Amid the pluralism and secularism of Western culture, Christian apologetics has experienced a renewal of interest. In Apologetics at the Cross, Joshua D. Chatraw and Mark D. Allen provide an introduction to the field, acquainting students and lay learners with the rich history, biblical foundation, and ongoing relevance of apologetics.
Unique in its approach, Apologetics at the Cross presents the biblical and historical foundations for apologetics, explores various contemporary methods for approaching apologetics, and gives practical guidance in “how to” chapters that feature many real-life illustrations. With their respectful approach, which pays special attention to the attitude and posture of the apologist, Chatraw and Allen equip Christians to engage skeptics with the heart as well as the mind.
Conversational in tone and balanced in approach, Apologetics at the Cross provides a readable introduction to the field of apologetics. Readers will be informed and equipped for engaging a wide range of contemporary challenges with the best in Christian thought.
“Apologetics, in its most basic form, is the practice of offering an appeal and a defense for the Christian faith. In other words, apologetics, through word and deed, answers both why a person can believe (defense) and why a person should believe (appeal). The goal of apologetics is to clear away the debris of doubt and skepticism in order to make a path for the gospel to be heard.” (Page 17)
“In the chapters that follow, we will present what we call apologetics at the cross—a biblical, historical, philosophical, theological, and practical vision for offering an appeal for Christianity in our contemporary context.” (Page 23)
“In other words, the most important thing you can do as an individual is throw off the shackles of exterior expectations and be ‘true to yourself.’” (Page 228)
“First, classical apologetics emphasizes the Bible’s endorsement of using evidence and logic to persuade” (Page 108)
“we cannot simply treat all those who dislike or reject Christianity as being one homogeneous group.’” (Page 193)
This is a welcome addition to the library of books on apologetics. It is also a rare book: most defenses of the faith do not make the gospel their lodestar and template. This one breaks new ground in letting the reason for the Christian hope–Jesus crucified and risen–guide and govern the forms and methods of faith’s defense. Apologetics at the Cross incorporates biblical materials, the history of apologetics, and theology to make a cumulative case for the church as a socially embodied cruciform argument whose members are alert to how different people may need to be shown various different paths (i.e., kinds of arguments) that lead to, and into, the reality of the gospel. This is a book brim full of apologetic wisdom–most notably, the wisdom of the cross.
—Kevin J. Vanhoozer, Research Professor of Systematic Theology, Trinity Evangelical Divinity School

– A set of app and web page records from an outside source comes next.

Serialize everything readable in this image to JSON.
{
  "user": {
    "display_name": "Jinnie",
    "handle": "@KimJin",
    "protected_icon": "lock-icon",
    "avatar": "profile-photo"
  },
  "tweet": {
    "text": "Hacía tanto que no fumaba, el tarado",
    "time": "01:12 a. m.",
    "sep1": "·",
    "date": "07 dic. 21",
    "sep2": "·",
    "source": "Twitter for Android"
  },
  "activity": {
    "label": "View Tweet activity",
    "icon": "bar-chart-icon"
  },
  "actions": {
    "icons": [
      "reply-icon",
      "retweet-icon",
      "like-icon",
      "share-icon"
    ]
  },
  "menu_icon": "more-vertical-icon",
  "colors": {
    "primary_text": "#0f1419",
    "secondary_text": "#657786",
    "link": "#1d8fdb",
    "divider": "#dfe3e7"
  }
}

In our culture, the practice of apologetics has moved from being a ‘boutique’ topic for specialists to being a requirement for even having a conversation with one’s neighbor. Joshua Chatraw and Mark Allen have produced the most comprehensive, accessible, and up-to-date manual on Christian apologetics that I know of. Despite how full its treatment of the subject, it is eminently readable. The authors present all the various approaches to apologetics respectfully, proposing their own pathway that incorporates a large range of insights from many disciplines and thinkers. Highly recommended.
—Timothy Keller, pastor emeritus, the Redeemer Presbyterian Churches of New York City
Imagine a book on apologetics that not only deals with content, but discusses tone and heart, is gentle and wise, and overviews method and approach with care and balance. That is Apologetics at the Cross. Not only does it walk through the common questions; it orients one to the different ways people think and relate to those issues. Here is a book that does apologetics with depth, not just of the mind, but of the soul.
—Darrell Bock, Center for Christian Leadership and Cultural Engagement, Dallas Theological Seminary
In the Logos edition, this volume is enhanced by amazing functionality. Important terms link to dictionaries, encyclopedias, and a wealth of other resources in your digital library. Perform powerful searches to find exactly what you’re looking for. Take the discussion with you using tablet and mobile apps. With Logos Bible Software, the most efficient and comprehensive research tools are in one place, so you get the most out of your study.
Joshua Chatraw (PhD, Southeastern Baptist Theological Seminary) serves as the director for New City Fellows and the Resident Theologian at Holy Trinity Anglican Church in Raleigh, North Carolina. His books include Apologetics at the Cross, Cultural Engagement, Truth in a Culture of Doubt, and Truth Matters. He is a fellow with the Center for Pastor Theologians and has served in both pastoral and academic posts during his ministry.
Mark D. Allen (Ph.D., University of Notre Dame, D.Min. Gordon-Conwell Theological Seminary) serves as the Chair of Liberty University’s Biblical and Theological Studies Department and the Director of the Greek Program. His Ph.D. from Notre Dame focused on Christianity and Judaism in antiquity and his dissertation dealt with Old Testament critical scholarship. Mark brings twenty years of church planting and pastoral experience.